  • Have Skype open on the side to talk with participants during screen sharing (the chat box in the virtual class cannot be seen at that time). Form a group conversation in Skype so you don’t have to respond to 10 similar messages.
  • Insist that participants have headsets if they wish to speak during the class.
  • Be happy with what you have and make the best of it.

Is George Siemens a MOOC-choir conductor?

Debbie has done a phenomenal job with the CCK11 final project video: I had goose bumps watching it. The message of the video is extremely powerful: technology enhances connections wherever we are. In her blog Debbie says that Eric Whitacre’s virtual choir “is the ultimate metaphor (and reality) of what can happen in the today’s networked world. The idea of people from all over the world collaborating with their voices to make stunning music…”

My question is: What does a choir have to do with a MOOC?

A choir is where everyone sings in tune the same tune under a direction of one person=1 conductor.  All eyes are looking in one direction, the conductor’s direction. One can’t be off-tune, can’t make a mistake, can’t be slower or have no musicality. All bodies must connect at the same nanosecond.

A MOOC (Massive Open Online Course) is where everyone sings a different tune under one’s own direction=multiple conductors. Participants are all different, have different voices and bring different experiences and perspectives; to learn we do not need to sing in tune with everyone else. The idea of a MOOC is that every individual takes responsibility for and ownership of their own tune: takes and gives so others can reformulate and sing their own tunes. They can learn at their own pace, be very active or just lurk.

My answer is: Not much really. The choir resembles a teacher-directed classroom, not a MOOC.

In my view both concepts are at the opposite ends of a spectrum. George Siemens is not a conductor. MOOC and unstructured learning have nothing to do with a choir per se.

Nonetheless, both concepts are great and accommodate diverse learners’ needs. Some learners need to have the total control of a teacher; others love the freedom of being able to decide how, where and when the learning happens for them. Both concepts are a celebration of learning and the music of the virtual choir instantly increases a listener’s motivation to act and be a part of this massive movement of XXI century digital learning.

I really like how Debbie has combined it all in her video to show how technology makes the global community connective; I will play it in my presentation next week at the TESL 2011 national conference in Halifax. My presentation is on networked EAL/ESL learning and the video fits in perfectly. Thanks Debbie!

CCK11 Final Project

Here it is, my creative outburst of zooming-out thoughts.

As I was watching Hubble 3D this morning, I was reflecting on human race in the universe and our connectedness as a whole. This inspired me to do some zooming out as connectivism, I feel, requires a lot of it. Some people are flexible to constantly stretch their mindsets and see beyond what is within their reach; other are not.

And just like the universe is streatching non-stop, learning does too.
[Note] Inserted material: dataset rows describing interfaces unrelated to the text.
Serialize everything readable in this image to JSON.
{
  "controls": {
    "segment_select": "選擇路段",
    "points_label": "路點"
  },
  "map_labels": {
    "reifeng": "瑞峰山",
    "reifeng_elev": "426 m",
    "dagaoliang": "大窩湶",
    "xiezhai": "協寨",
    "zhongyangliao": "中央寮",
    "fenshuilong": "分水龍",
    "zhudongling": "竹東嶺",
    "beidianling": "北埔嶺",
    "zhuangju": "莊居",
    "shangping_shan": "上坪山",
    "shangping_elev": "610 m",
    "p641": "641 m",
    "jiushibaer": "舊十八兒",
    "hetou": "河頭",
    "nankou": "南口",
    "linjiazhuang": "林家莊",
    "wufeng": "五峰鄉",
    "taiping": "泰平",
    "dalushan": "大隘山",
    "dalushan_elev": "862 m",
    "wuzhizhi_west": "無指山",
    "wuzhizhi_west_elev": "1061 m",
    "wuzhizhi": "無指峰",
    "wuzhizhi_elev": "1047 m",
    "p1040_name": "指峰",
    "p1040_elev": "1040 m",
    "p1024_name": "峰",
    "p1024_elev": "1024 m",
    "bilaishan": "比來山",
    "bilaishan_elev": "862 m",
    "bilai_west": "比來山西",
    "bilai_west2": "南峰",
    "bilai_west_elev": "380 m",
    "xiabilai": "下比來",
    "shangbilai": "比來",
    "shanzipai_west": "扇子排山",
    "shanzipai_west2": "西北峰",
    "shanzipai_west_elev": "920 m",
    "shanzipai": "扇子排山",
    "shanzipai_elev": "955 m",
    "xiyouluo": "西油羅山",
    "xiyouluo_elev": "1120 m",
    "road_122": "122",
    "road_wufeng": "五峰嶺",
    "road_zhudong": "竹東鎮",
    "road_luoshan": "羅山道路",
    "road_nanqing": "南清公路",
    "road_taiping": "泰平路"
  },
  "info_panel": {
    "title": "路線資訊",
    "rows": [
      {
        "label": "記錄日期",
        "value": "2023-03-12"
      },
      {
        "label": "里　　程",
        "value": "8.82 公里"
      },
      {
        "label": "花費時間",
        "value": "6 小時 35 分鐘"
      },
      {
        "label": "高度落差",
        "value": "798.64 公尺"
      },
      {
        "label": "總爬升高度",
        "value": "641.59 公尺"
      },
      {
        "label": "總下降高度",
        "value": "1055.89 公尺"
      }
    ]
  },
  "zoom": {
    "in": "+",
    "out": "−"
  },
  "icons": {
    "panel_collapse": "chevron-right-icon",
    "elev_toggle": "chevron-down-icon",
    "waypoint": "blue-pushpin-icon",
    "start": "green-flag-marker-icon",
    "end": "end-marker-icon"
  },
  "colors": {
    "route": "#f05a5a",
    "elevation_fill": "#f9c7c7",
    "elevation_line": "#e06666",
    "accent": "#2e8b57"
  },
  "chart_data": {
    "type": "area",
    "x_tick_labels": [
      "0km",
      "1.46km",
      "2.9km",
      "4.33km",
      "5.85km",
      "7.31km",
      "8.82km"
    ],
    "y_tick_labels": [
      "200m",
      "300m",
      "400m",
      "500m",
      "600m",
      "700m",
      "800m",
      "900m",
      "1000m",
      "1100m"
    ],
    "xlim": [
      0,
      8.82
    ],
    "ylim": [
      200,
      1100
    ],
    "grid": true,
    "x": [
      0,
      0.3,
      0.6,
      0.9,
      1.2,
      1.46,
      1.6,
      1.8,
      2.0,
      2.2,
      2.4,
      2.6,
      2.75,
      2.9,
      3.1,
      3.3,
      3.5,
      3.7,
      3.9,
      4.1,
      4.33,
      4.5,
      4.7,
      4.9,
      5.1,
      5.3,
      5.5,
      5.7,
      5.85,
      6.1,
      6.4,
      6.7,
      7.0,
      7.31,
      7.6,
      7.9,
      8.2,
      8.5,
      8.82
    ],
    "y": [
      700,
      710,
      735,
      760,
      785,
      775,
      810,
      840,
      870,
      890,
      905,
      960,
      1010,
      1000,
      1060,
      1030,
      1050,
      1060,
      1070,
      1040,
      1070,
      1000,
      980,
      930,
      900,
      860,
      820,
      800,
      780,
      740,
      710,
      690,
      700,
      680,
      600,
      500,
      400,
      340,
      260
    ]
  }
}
So here’s my final project that is supposed to show how connected I am and how connectivism will change my design and delivery of learning.

I created a very short presentation in prezi, which links to a mindmap in TheBrain. http://prezi.com/0sflcylslc1c/cck11/

Just in case the link in prezi doesn’t work, here’s the link to TheBrain map of how connected I am http://webbrain.com/u/12LK